Your goal: How many of the lines below include the word "with"? Only the number should be given.

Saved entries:
+---+

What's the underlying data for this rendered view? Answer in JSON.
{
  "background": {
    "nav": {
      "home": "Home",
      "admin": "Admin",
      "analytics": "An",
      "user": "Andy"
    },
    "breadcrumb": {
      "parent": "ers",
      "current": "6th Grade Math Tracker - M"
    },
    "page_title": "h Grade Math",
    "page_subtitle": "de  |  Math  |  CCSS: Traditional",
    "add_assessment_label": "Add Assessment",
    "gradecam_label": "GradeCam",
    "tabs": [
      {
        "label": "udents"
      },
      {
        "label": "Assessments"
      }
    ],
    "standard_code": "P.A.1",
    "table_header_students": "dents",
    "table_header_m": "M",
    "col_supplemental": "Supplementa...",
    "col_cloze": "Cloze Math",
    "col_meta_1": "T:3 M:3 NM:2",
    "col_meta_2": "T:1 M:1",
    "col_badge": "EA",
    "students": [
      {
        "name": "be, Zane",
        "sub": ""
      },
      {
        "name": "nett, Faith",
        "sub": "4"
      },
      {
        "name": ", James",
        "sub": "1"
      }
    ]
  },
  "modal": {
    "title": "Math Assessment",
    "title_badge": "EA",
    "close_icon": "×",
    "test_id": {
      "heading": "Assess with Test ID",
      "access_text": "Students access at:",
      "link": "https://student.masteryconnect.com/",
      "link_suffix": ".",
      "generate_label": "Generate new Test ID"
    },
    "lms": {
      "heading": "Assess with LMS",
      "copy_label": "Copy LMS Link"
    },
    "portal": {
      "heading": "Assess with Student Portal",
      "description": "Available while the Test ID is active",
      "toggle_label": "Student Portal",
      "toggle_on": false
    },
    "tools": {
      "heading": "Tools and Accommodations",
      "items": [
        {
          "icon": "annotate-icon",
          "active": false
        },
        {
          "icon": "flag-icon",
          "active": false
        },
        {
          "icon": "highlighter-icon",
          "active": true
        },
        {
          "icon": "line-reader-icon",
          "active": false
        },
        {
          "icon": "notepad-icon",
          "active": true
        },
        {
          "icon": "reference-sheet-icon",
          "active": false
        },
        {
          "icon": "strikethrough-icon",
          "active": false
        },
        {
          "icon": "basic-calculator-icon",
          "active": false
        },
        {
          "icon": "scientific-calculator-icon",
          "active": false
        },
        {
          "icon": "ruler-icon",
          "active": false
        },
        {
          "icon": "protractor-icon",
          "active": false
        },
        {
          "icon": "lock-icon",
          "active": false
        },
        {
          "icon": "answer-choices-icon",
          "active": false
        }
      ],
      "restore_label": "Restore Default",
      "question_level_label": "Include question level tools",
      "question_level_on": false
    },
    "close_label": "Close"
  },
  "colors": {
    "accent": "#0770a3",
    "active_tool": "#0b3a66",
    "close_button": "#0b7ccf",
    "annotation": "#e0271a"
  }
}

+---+

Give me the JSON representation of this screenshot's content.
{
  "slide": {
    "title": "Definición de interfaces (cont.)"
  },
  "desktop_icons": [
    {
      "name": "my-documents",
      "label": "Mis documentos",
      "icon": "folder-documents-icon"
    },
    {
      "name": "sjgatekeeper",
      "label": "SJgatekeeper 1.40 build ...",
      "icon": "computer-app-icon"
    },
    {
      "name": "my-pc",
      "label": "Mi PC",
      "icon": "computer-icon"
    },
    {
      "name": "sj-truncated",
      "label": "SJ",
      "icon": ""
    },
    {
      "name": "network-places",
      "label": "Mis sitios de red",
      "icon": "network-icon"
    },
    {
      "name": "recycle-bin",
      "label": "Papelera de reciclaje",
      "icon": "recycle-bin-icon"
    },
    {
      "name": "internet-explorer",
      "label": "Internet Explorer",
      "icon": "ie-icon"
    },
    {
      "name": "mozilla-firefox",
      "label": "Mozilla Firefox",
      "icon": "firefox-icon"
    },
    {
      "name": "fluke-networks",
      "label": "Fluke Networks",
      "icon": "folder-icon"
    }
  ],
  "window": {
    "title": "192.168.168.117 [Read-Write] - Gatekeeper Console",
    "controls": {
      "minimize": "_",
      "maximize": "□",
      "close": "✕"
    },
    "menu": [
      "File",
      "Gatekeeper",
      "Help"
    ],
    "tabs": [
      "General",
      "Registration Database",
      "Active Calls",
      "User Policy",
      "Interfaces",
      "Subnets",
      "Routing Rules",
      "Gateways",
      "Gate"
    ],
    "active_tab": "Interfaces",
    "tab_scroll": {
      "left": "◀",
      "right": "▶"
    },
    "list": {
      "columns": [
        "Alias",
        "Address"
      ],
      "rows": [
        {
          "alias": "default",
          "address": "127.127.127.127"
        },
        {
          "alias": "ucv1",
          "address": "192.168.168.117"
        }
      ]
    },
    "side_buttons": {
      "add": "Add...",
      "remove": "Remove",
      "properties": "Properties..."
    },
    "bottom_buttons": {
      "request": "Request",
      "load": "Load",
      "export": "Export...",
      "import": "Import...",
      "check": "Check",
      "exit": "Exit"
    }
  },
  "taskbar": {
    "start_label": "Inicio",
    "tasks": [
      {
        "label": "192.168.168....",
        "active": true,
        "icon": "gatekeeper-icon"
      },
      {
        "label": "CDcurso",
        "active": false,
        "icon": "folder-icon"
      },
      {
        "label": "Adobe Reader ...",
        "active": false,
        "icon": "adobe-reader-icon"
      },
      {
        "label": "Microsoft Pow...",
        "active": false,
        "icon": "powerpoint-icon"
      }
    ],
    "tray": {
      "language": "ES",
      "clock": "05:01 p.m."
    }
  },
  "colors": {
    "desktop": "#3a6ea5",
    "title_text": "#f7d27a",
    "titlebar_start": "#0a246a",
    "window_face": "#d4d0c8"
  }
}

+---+

Your solution: 3